**Work to be completed**. Look for the word "Veggie" in the entries and copy every line where it shows up.

**Data for processing**.

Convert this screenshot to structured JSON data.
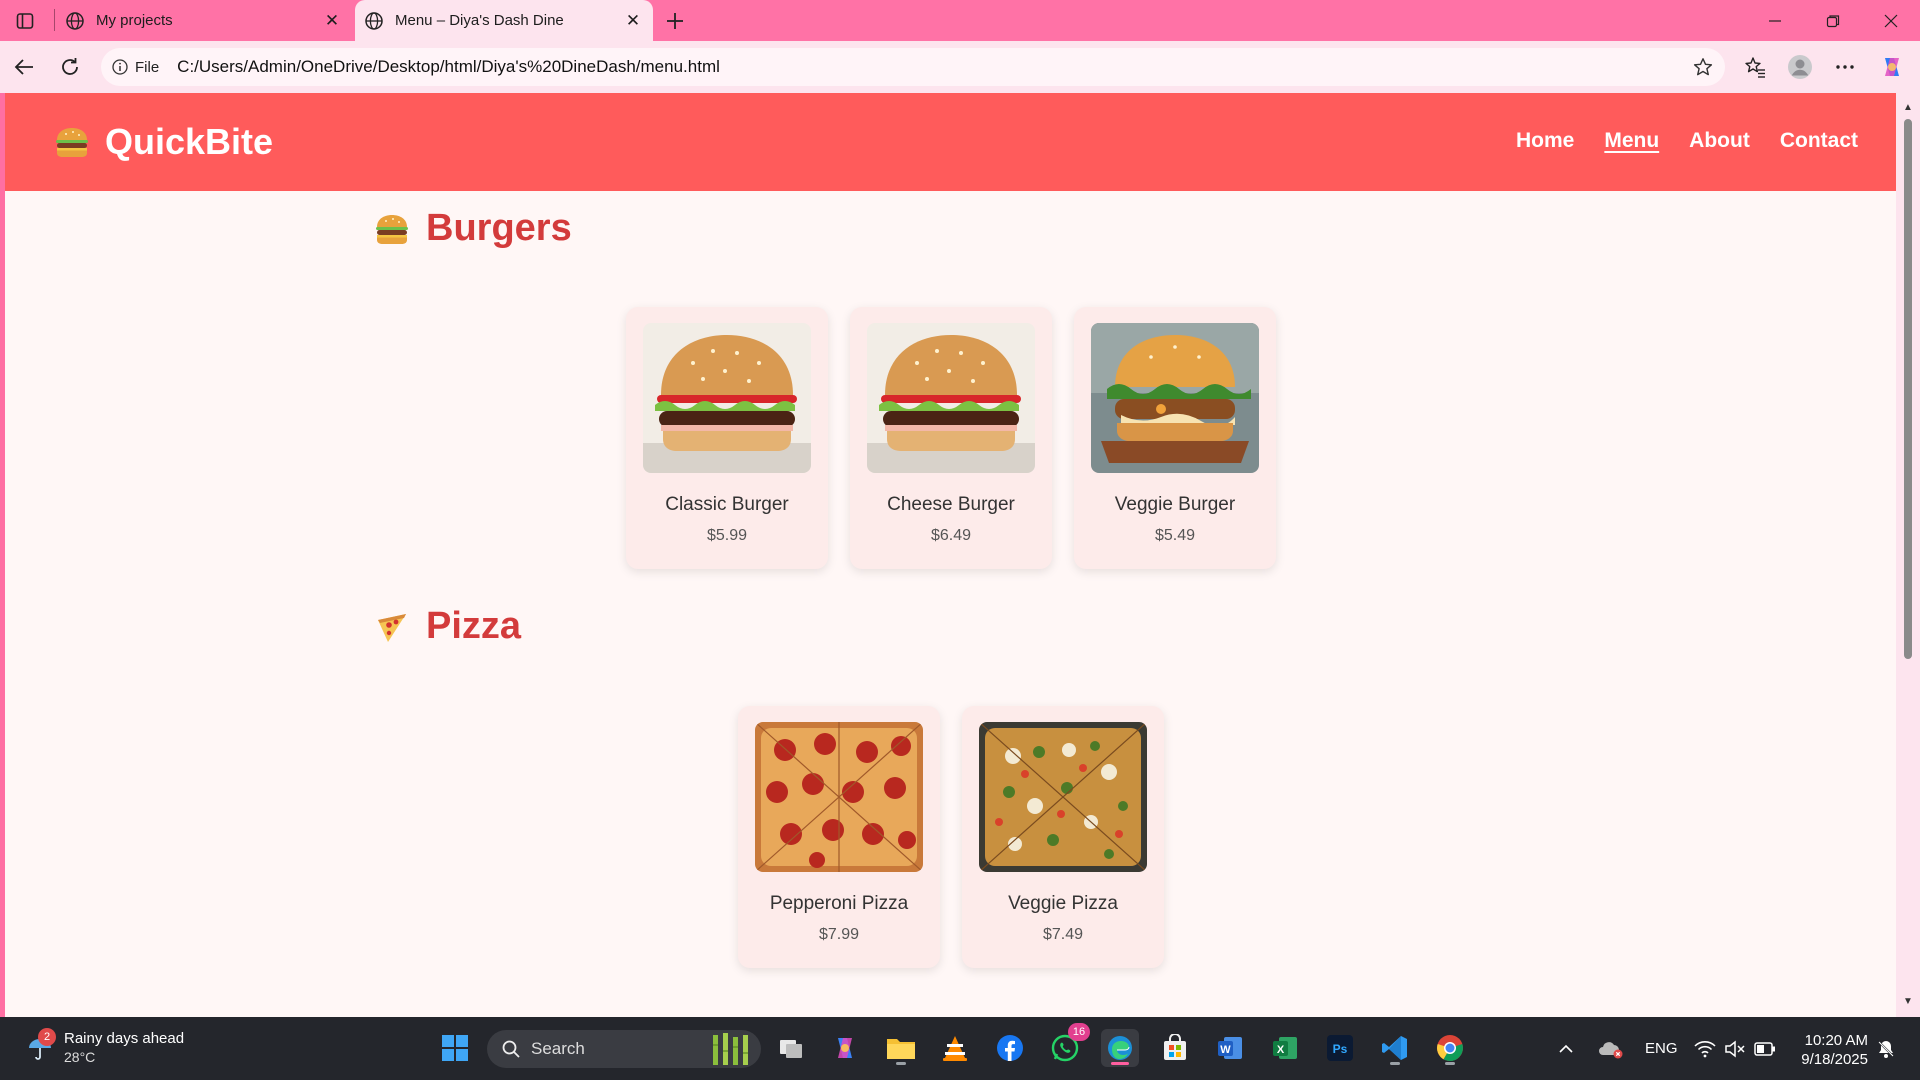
{
  "browser": {
    "tabs": [
      {
        "title": "My projects",
        "active": false
      },
      {
        "title": "Menu – Diya's Dash Dine",
        "active": true
      }
    ],
    "address": {
      "scheme_label": "File",
      "url": "C:/Users/Admin/OneDrive/Desktop/html/Diya's%20DineDash/menu.html"
    }
  },
  "site": {
    "brand": {
      "emoji": "🍔",
      "name": "QuickBite"
    },
    "nav": [
      {
        "label": "Home",
        "active": false
      },
      {
        "label": "Menu",
        "active": true
      },
      {
        "label": "About",
        "active": false
      },
      {
        "label": "Contact",
        "active": false
      }
    ],
    "sections": [
      {
        "emoji": "🍔",
        "title": "Burgers",
        "items": [
          {
            "name": "Classic Burger",
            "price": "$5.99"
          },
          {
            "name": "Cheese Burger",
            "price": "$6.49"
          },
          {
            "name": "Veggie Burger",
            "price": "$5.49"
          }
        ]
      },
      {
        "emoji": "🍕",
        "title": "Pizza",
        "items": [
          {
            "name": "Pepperoni Pizza",
            "price": "$7.99"
          },
          {
            "name": "Veggie Pizza",
            "price": "$7.49"
          }
        ]
      }
    ]
  },
  "taskbar": {
    "weather": {
      "title": "Rainy days ahead",
      "temp": "28°C",
      "badge": "2"
    },
    "search_label": "Search",
    "whatsapp_badge": "16",
    "language": "ENG",
    "time": "10:20 AM",
    "date": "9/18/2025"
  },
  "colors": {
    "chrome": "#ff72a6",
    "header": "#ff5b5b",
    "section_title": "#d33b3b",
    "page_bg": "#fff7f6",
    "card_bg": "#fdebea"
  }
}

**Solution for this task**.
            "name": "Veggie Burger",
            "name": "Veggie Pizza",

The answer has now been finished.